"Let it be known that homosexuals are not cowards."

- Willem Arondeus (his last words before being shot by a firing squad)

Against his parents’ wishes, he left home at 18 to pursue his dream of being an artist, struggling for almost 10 years with virtually no recognition of his considerable talent. He turned to writing just as he began to discover his same sex desires in the company of a younger man named Jan with whom he fell deeply in love. After completing the biography of a gay Parisian artist who fought alongside intellectuals and artists in the wake of the Franco-Prussian War, Arondeus was inspired to join the Dutch Resistance that faced down the German occupation of The Netherlands in May 1940. In 1943 he led a raid that resulted in the destruction of the Citizen Registration Building of Amsterdam, the Nazi’s primary means of tracking the movements of the people it sought to control. This inspired similar successful attacks throughout the country.  Arondeus and his gay comrades were betrayed and sentenced to death by firing squad on July 1, 1943. He asked his lawyer to make their homosexuality public after the war so “The people would know that gays are no cowards!” After the war Arondeus estranged family received a medal of honour from the Dutch government for his sacrifice. But it was not until a TV documentary in 1990 that it become known to the general public that Arondeus, and those who were martyred with him, were gay.


Gender Male

Sexual Orientation Gay

Gender Identity Cisgender

Ethnicity Caucasian/White

Nations Affiliated Netherlands

Era/Epoch World War II (1939-1945)

Field(s) of Contribution




Social Justice

Commemorations & Honors

Dutch Government Arwarded the Arondeus Family Posthumous Medal in Willem's Honor (1945)

Posthumous Netherlands Resistance Memorial Cross Award (1984)

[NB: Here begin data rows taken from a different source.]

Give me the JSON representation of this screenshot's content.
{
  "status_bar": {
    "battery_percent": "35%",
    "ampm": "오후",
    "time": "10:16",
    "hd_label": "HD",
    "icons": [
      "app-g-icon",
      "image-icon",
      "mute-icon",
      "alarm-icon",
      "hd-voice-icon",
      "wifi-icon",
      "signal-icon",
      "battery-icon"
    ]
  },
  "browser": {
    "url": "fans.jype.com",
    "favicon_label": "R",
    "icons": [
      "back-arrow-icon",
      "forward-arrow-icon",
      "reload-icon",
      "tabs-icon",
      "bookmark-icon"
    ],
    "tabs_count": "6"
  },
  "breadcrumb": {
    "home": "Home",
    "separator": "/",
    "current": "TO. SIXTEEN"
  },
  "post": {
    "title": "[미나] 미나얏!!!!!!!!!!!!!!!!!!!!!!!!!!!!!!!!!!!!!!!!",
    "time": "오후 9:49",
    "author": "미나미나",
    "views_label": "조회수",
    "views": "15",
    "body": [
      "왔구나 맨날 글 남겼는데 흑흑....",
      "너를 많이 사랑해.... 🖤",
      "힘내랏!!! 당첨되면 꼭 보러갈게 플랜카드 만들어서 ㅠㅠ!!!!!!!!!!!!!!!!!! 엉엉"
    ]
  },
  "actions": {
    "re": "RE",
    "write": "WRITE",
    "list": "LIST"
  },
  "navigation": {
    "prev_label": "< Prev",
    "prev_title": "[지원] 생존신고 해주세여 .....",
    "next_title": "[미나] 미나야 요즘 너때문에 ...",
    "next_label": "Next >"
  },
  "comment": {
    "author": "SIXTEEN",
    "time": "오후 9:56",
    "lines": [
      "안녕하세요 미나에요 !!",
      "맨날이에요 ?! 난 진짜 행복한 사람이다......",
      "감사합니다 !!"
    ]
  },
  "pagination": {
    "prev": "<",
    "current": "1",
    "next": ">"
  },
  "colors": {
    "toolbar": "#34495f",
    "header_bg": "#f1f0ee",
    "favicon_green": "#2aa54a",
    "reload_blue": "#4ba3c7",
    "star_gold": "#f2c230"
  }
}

Yad Vashem Recognized Arondeus as Righteous Among the Nations (1986)


Original Biography Author
Owen Keehnen
Biography Edited By
Victor Salvo
Resources Coordination
Carrie Maxwell